Segment Start: Exercise data

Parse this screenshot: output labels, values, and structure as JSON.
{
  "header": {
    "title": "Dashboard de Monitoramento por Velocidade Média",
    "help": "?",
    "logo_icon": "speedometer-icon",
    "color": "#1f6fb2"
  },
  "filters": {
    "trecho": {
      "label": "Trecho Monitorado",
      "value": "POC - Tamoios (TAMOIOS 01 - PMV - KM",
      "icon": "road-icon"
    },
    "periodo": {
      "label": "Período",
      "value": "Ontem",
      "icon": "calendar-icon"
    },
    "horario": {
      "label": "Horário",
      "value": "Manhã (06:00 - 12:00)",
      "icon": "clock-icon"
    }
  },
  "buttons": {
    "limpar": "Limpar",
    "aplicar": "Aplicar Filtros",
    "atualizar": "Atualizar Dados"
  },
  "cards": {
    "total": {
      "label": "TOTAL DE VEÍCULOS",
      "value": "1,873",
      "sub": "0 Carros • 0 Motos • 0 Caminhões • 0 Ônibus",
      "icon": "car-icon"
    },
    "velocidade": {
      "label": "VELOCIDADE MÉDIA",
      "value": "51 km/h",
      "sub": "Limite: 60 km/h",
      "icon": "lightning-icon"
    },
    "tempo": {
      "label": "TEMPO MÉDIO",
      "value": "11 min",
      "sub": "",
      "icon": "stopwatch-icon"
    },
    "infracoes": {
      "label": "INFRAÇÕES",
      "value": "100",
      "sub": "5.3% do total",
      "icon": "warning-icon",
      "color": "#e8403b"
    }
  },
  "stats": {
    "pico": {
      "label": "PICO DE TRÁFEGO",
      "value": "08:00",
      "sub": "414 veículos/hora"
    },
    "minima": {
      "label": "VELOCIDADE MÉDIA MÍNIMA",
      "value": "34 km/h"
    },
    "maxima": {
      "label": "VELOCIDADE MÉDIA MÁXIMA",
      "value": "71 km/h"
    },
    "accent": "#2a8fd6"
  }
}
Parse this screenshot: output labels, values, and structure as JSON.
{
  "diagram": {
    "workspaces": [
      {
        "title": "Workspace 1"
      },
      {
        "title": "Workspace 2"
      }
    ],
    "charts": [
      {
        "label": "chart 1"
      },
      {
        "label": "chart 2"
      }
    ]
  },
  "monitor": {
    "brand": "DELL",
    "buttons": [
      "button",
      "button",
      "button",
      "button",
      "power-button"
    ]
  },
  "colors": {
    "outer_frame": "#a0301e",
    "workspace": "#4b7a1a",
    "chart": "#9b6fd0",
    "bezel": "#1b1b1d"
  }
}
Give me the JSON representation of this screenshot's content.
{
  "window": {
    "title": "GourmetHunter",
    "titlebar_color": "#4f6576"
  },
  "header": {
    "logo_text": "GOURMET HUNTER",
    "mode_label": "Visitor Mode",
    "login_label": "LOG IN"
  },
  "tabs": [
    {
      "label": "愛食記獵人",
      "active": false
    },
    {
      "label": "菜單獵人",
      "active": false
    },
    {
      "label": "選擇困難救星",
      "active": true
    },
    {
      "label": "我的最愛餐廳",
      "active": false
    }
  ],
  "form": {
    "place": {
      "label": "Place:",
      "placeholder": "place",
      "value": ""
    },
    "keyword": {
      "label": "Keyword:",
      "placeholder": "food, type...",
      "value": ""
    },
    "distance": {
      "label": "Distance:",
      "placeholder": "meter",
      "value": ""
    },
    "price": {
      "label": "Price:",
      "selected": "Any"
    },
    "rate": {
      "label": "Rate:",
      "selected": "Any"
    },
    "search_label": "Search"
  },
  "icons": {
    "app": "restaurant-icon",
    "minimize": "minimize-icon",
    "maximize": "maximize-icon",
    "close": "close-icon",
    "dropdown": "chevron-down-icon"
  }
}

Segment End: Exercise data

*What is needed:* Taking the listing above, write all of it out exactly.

*Exercise solution:*
Parse this screenshot: output labels, values, and structure as JSON.
{
  "header": {
    "title": "Dashboard de Monitoramento por Velocidade Média",
    "help": "?",
    "logo_icon": "speedometer-icon",
    "color": "#1f6fb2"
  },
  "filters": {
    "trecho": {
      "label": "Trecho Monitorado",
      "value": "POC - Tamoios (TAMOIOS 01 - PMV - KM",
      "icon": "road-icon"
    },
    "periodo": {
      "label": "Período",
      "value": "Ontem",
      "icon": "calendar-icon"
    },
    "horario": {
      "label": "Horário",
      "value": "Manhã (06:00 - 12:00)",
      "icon": "clock-icon"
    }
  },
  "buttons": {
    "limpar": "Limpar",
    "aplicar": "Aplicar Filtros",
    "atualizar": "Atualizar Dados"
  },
  "cards": {
    "total": {
      "label": "TOTAL DE VEÍCULOS",
      "value": "1,873",
      "sub": "0 Carros • 0 Motos • 0 Caminhões • 0 Ônibus",
      "icon": "car-icon"
    },
    "velocidade": {
      "label": "VELOCIDADE MÉDIA",
      "value": "51 km/h",
      "sub": "Limite: 60 km/h",
      "icon": "lightning-icon"
    },
    "tempo": {
      "label": "TEMPO MÉDIO",
      "value": "11 min",
      "sub": "",
      "icon": "stopwatch-icon"
    },
    "infracoes": {
      "label": "INFRAÇÕES",
      "value": "100",
      "sub": "5.3% do total",
      "icon": "warning-icon",
      "color": "#e8403b"
    }
  },
  "stats": {
    "pico": {
      "label": "PICO DE TRÁFEGO",
      "value": "08:00",
      "sub": "414 veículos/hora"
    },
    "minima": {
      "label": "VELOCIDADE MÉDIA MÍNIMA",
      "value": "34 km/h"
    },
    "maxima": {
      "label": "VELOCIDADE MÉDIA MÁXIMA",
      "value": "71 km/h"
    },
    "accent": "#2a8fd6"
  }
}
Parse this screenshot: output labels, values, and structure as JSON.
{
  "diagram": {
    "workspaces": [
      {
        "title": "Workspace 1"
      },
      {
        "title": "Workspace 2"
      }
    ],
    "charts": [
      {
        "label": "chart 1"
      },
      {
        "label": "chart 2"
      }
    ]
  },
  "monitor": {
    "brand": "DELL",
    "buttons": [
      "button",
      "button",
      "button",
      "button",
      "power-button"
    ]
  },
  "colors": {
    "outer_frame": "#a0301e",
    "workspace": "#4b7a1a",
    "chart": "#9b6fd0",
    "bezel": "#1b1b1d"
  }
}
Give me the JSON representation of this screenshot's content.
{
  "window": {
    "title": "GourmetHunter",
    "titlebar_color": "#4f6576"
  },
  "header": {
    "logo_text": "GOURMET HUNTER",
    "mode_label": "Visitor Mode",
    "login_label": "LOG IN"
  },
  "tabs": [
    {
      "label": "愛食記獵人",
      "active": false
    },
    {
      "label": "菜單獵人",
      "active": false
    },
    {
      "label": "選擇困難救星",
      "active": true
    },
    {
      "label": "我的最愛餐廳",
      "active": false
    }
  ],
  "form": {
    "place": {
      "label": "Place:",
      "placeholder": "place",
      "value": ""
    },
    "keyword": {
      "label": "Keyword:",
      "placeholder": "food, type...",
      "value": ""
    },
    "distance": {
      "label": "Distance:",
      "placeholder": "meter",
      "value": ""
    },
    "price": {
      "label": "Price:",
      "selected": "Any"
    },
    "rate": {
      "label": "Rate:",
      "selected": "Any"
    },
    "search_label": "Search"
  },
  "icons": {
    "app": "restaurant-icon",
    "minimize": "minimize-icon",
    "maximize": "maximize-icon",
    "close": "close-icon",
    "dropdown": "chevron-down-icon"
  }
}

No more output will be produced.